The last great hurrah from the core team behind GoldenEye 007, Timesplitters 2's status as a local multiplayer great remains untarnished in the HD age. Iconic characters (Robofish is banned on the grounds of Oddjob rules, natch), finely-crafted levels, and a memorable suite of weapons (who can forget the brick?) ensures that it's still potent today, topped by cartoony stylings that are surprisingly robust all these years later.
But its appeal extends to its solo offerings too. With modes boasting ideas far ahead of their time (it feels ready-made for online scoreboards and the matchmaking capabilities of today's platforms), TimeSplitters 2 is packed with classic missions and addictive challenge maps that ruthlessly target the 'one more go' mentality. Oh, and it's also home to some of the sweetest, most satisfying zombie headshot rules ever committed to a gaming disc.
93. Dragon Quest 9: Sentinels of the Starry Skies
Dragon Quest mastered its successful formula a long time ago, and on the surface, the series' ninth entry seems to follow the pattern closely. All the essentials are there - a dense-but-approachable job system, complex battles that are simultaneously straightforward and layered, and an all-ages fantasy story that gets surprisingly personal. But Dragon Quest 9: Sentinels of the Starry Skies is also more experimental than any previous Quest.

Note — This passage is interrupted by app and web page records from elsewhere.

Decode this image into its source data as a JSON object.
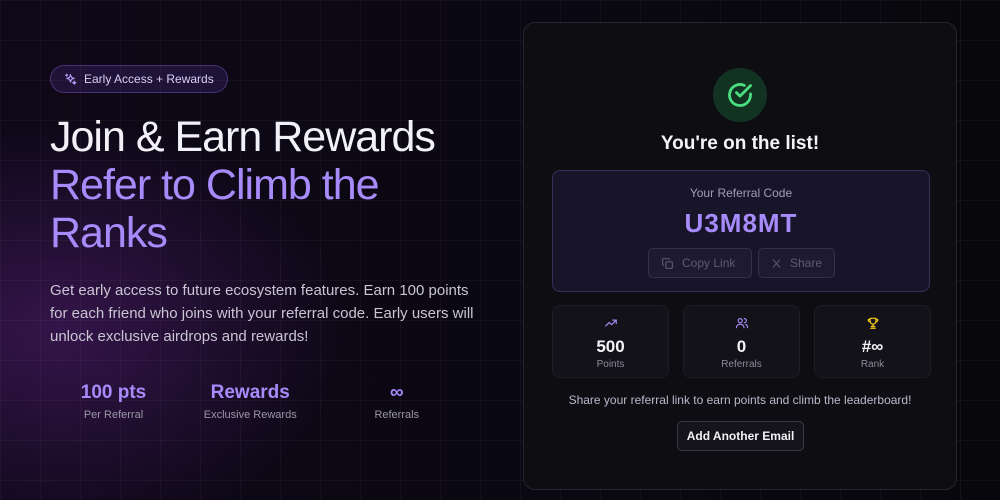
{
  "hero": {
    "badge": "Early Access + Rewards",
    "headline_line1": "Join & Earn Rewards",
    "headline_line2": "Refer to Climb the Ranks",
    "description": "Get early access to future ecosystem features. Earn 100 points for each friend who joins with your referral code. Early users will unlock exclusive airdrops and rewards!",
    "stats": [
      {
        "value": "100 pts",
        "label": "Per Referral"
      },
      {
        "value": "Rewards",
        "label": "Exclusive Rewards"
      },
      {
        "value": "∞",
        "label": "Referrals"
      }
    ]
  },
  "card": {
    "title": "You're on the list!",
    "referral_label": "Your Referral Code",
    "referral_code": "U3M8MT",
    "copy_label": "Copy Link",
    "share_label": "Share",
    "stats": [
      {
        "icon": "trending-up-icon",
        "value": "500",
        "label": "Points"
      },
      {
        "icon": "users-icon",
        "value": "0",
        "label": "Referrals"
      },
      {
        "icon": "trophy-icon",
        "value": "#∞",
        "label": "Rank"
      }
    ],
    "share_text": "Share your referral link to earn points and climb the leaderboard!",
    "add_button": "Add Another Email"
  },
  "colors": {
    "accent": "#a78bfa",
    "success": "#4ade80",
    "trophy": "#facc15"
  }
}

DQ9's approach to local multiplayer somehow makes turn-based co-op feel as active as Monster Hunter, and the expansive collection of MMO-ish side quests make it feel like the journey is never-ending. It gives it all a modern feel that re-energizes Dragon Quest for a whole new audience, while still satisfying the old one. DQ9 pulls off this delicate balance without breaking a sweat.
92. Unreal Tournament
The fact that a 16-year-old first-person arena shooter is still considered essential should give you some idea of this game's quality. Forget the convoluted lexicon that swamps shooters today - once upon a time, an FPS didn't need killstreaks, supply drops, and attack helicopters to keep it exciting. In the fiery crucible of UT, everyone starts with the same badass Enforcer pistol. You want greatness? You get out there and take it, soldier.
Once you jump into the action, you realize this death-drenched disco has it all: some of the best weapons ever to grace your monitor (Bio Rifles and Flak Cannons for the win), a jump-happy physics engine that rewards verticality as much as as it does speed, AI that's still as deadly and reactive as real players, and a soundtrack that'll have your blood pumping quicker than a handy shot of epinephrine. Godlike.
91. The Sims 2
The Sims changed the face of gaming when it came out 15 years ago, but The Sims 2 smoothed over the original's quirks and made it something truly special. Sims evolved from blocky, robotic lumps of polygons to actual humanoids with aspirations, careers, and babies made through actual (implied) sexual interaction instead of prolonged make-out sessions.
It's the perfect Sims game to play, because unlike more recent versions, the base game is perfectly fine as a stand-alone product, with expansions that simply add more unique content without feeling like necessities. It never tries to be more than what it is - a daft, loveable, completely over-the-top pastiche of real life. And you can totally create a house full of everyone who's ever broken your heart, then set it on fire.